This will be a major step toward formation of a national market system, which was ordered by Congress in 1975. The commission began work on the national market system almost seven years age.

In releasing the 58-page blueprint for the system. Chairman Harold M. Williams suggested that the SEC proposals was a way to test whether the industry was going to continue to drag its feet.

"The question is, whether the industry is going to continue to think of itself in pieces," Williams said. And he added: "This is a good way to find out?"

The exchange most seriously affected by the national market plan is the New York Stock Exchange, whose rules limiting access to listed stocks was a major reason for the congressional action.

Spokesmen for the New York Stock Exchange and for the other major exchange, the American Stock Exchange, said officials were reserving comment until they could study the SEC document.

In separate but related action, the SEC ordered all exchanges and so-called third markets to make available quotations on all traded stocks.

Currently, there are no rates requiring exchanges to disseminate bids, offers and quotation sizes to all of the investing public. In explaining the new rule, which becomes effective May 1, the SEC said: "The rule is intended to facilitate the prompt development of a composite quotation system, an integral component of a national market system."

The idea of the national market system is to allow investors anywhere in the country to shop fo r the best possible price on a stock that is traded on any number of exchanges or in the third market."

For example, an investor seeking to buy stock in XYZ Corp, will be able to get quotations from the Bosten Exchange, the Pacific Exchange and the NYSE, where the stock might be trading. It may be that XYZ is selling and &8th of a point less in Boston, and the buyer, who may be in Denver, can put an instant buy order to the Boston exchange.

One major obstacle to this system is the NYSE's so-called Rule 390, which states that certain types of transtations must be done only through the New York exchange.
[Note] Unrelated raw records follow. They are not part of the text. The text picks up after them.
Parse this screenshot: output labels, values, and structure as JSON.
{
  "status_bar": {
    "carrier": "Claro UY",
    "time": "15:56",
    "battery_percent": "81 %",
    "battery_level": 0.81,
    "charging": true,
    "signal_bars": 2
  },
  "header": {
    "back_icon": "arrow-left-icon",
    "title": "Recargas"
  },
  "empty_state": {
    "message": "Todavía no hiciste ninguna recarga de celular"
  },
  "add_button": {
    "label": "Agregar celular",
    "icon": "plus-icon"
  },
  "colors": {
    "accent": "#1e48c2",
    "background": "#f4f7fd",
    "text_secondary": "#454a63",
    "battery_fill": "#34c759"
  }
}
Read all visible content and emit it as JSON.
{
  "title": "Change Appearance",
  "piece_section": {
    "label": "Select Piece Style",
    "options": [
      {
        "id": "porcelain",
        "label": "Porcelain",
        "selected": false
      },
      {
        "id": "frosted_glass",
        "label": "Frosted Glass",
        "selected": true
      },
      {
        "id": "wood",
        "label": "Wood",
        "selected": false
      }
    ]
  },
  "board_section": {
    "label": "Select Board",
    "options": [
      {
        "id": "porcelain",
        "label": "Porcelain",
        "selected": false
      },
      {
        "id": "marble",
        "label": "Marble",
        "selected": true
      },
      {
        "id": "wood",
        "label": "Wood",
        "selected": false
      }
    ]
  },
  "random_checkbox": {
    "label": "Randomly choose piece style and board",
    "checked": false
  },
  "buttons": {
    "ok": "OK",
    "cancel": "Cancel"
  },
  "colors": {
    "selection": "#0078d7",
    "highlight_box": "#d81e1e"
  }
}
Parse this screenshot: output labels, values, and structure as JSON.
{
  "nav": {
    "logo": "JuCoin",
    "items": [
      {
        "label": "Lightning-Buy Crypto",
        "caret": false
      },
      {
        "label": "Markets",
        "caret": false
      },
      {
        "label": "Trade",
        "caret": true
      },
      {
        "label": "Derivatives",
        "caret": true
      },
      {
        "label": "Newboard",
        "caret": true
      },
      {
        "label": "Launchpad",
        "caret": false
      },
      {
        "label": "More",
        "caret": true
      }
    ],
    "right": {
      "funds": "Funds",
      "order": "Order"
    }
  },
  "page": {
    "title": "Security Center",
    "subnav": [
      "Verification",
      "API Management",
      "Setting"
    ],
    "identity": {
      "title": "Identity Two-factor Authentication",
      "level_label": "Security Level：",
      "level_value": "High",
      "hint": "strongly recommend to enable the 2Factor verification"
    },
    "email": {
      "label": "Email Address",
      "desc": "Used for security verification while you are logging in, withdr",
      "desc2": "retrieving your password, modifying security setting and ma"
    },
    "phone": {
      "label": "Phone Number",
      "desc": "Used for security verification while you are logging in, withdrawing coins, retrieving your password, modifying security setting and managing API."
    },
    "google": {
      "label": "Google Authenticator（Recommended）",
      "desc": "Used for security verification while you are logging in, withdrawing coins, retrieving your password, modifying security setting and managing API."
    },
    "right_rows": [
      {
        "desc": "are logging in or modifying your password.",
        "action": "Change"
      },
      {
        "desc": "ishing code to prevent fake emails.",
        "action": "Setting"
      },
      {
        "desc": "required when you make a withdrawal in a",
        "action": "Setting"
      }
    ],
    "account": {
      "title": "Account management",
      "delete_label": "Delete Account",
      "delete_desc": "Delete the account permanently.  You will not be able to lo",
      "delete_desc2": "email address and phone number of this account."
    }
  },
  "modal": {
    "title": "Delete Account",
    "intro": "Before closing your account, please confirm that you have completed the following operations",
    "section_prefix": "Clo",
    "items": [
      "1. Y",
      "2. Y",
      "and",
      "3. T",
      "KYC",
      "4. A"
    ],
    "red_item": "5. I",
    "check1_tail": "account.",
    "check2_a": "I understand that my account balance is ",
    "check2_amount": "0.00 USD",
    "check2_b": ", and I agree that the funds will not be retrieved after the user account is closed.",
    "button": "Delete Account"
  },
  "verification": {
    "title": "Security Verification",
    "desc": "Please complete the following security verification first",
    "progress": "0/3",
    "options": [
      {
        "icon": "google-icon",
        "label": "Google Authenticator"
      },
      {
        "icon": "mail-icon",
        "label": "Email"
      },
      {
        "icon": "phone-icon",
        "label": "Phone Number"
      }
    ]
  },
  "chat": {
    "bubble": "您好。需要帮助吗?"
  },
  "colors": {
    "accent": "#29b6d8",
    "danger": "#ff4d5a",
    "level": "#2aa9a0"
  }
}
In a press briefing, Chairman Williams indicated that Rule 390 would eventually have to go if a national market system is ever going to be established. But he refused to say that it [PARAGRAPH ILLEGIBLE]